The new aerodynamic regulations introduced in 2017 were seen as a major threat to the recent dominance enjoyed by Mercedes since the start of the V6 turbo hybrid era in 2014. However, Wolff’s team withstood a more sustained challenge from Ferrari to win both the drivers’ and constructors’ championship for the fourth consecutive season.
With the new season seeing only slight tweaks to the regulations – including the introduction of the Halo cockpit protection device – Mercedes is expected to remain a title contender but Wolff is wary of such predictions.
“I think we have a good organization in place and somehow the wheel rolls now, but having said that you must never underestimate any of the competition,” Wolff told ESPN. “It can go super quick and suddenly you are on the back foot and the car is not as good as the others. We have seen that with Ferrari, how quickly they can turn it around from a so-so season to a world championship challenger in 2017.
“So I think it’s important to stay humble, forget about your own achievements – we are taking all the stickers off the doors here saying we have won the championship, because in 2018 it all starts from zero again.”
Wolff highlights the team’s ability to constantly adapt – dealing with the departures of world champion Nico Rosberg and Paddy Lowe (at right with Wolff, above) at the end of 2016 – as one of the reasons it has been successful in the past.
“I’m very proud [of 2017] because it was a difficult situation. Obviously Nico throwing in that curveball at the beginning of December was totally unexpected, and having two drivers who competed on that level was difficult to find a solution.
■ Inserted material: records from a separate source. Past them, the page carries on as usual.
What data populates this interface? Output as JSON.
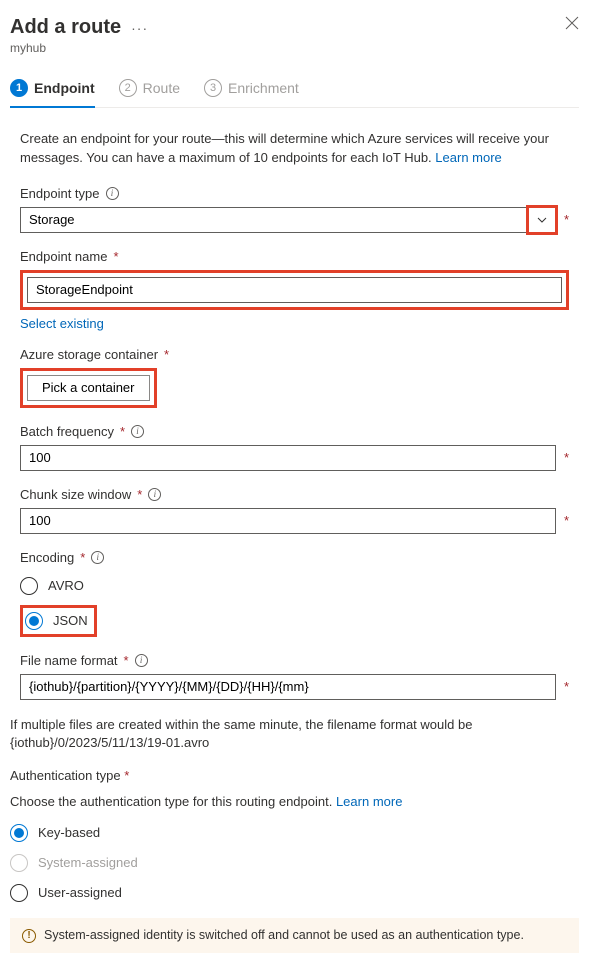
{
  "header": {
    "title": "Add a route",
    "subtitle": "myhub"
  },
  "tabs": {
    "endpoint": "Endpoint",
    "route": "Route",
    "enrichment": "Enrichment"
  },
  "intro": {
    "text": "Create an endpoint for your route—this will determine which Azure services will receive your messages. You can have a maximum of 10 endpoints for each IoT Hub. ",
    "learn_more": "Learn more"
  },
  "endpoint_type": {
    "label": "Endpoint type",
    "value": "Storage"
  },
  "endpoint_name": {
    "label": "Endpoint name",
    "value": "StorageEndpoint",
    "select_existing": "Select existing"
  },
  "storage_container": {
    "label": "Azure storage container",
    "button": "Pick a container"
  },
  "batch_frequency": {
    "label": "Batch frequency",
    "value": "100"
  },
  "chunk_size": {
    "label": "Chunk size window",
    "value": "100"
  },
  "encoding": {
    "label": "Encoding",
    "options": {
      "avro": "AVRO",
      "json": "JSON"
    },
    "selected": "json"
  },
  "file_format": {
    "label": "File name format",
    "value": "{iothub}/{partition}/{YYYY}/{MM}/{DD}/{HH}/{mm}",
    "note": "If multiple files are created within the same minute, the filename format would be {iothub}/0/2023/5/11/13/19-01.avro"
  },
  "auth": {
    "label": "Authentication type",
    "desc": "Choose the authentication type for this routing endpoint. ",
    "learn_more": "Learn more",
    "options": {
      "key": "Key-based",
      "system": "System-assigned",
      "user": "User-assigned"
    },
    "selected": "key"
  },
  "warning": "System-assigned identity is switched off and cannot be used as an authentication type."
}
I think how the championship panned out, Valtteri [Bottas] and Lewis [Hamilton] was probably the best combination that we could have had.
“Paddy was also a big part of the team; he was here for a long time. We had a plan so that was maybe a bit easier to cope with, but nevertheless such an important change in management always has an effect.
“A racing team in Formula 1 is not a static structure that you can freeze and say, ‘This is functioning now and is winning races and championships, now let’s freeze it.’ On the contrary, you need to adapt – it’s dynamic and up until now it has worked out.”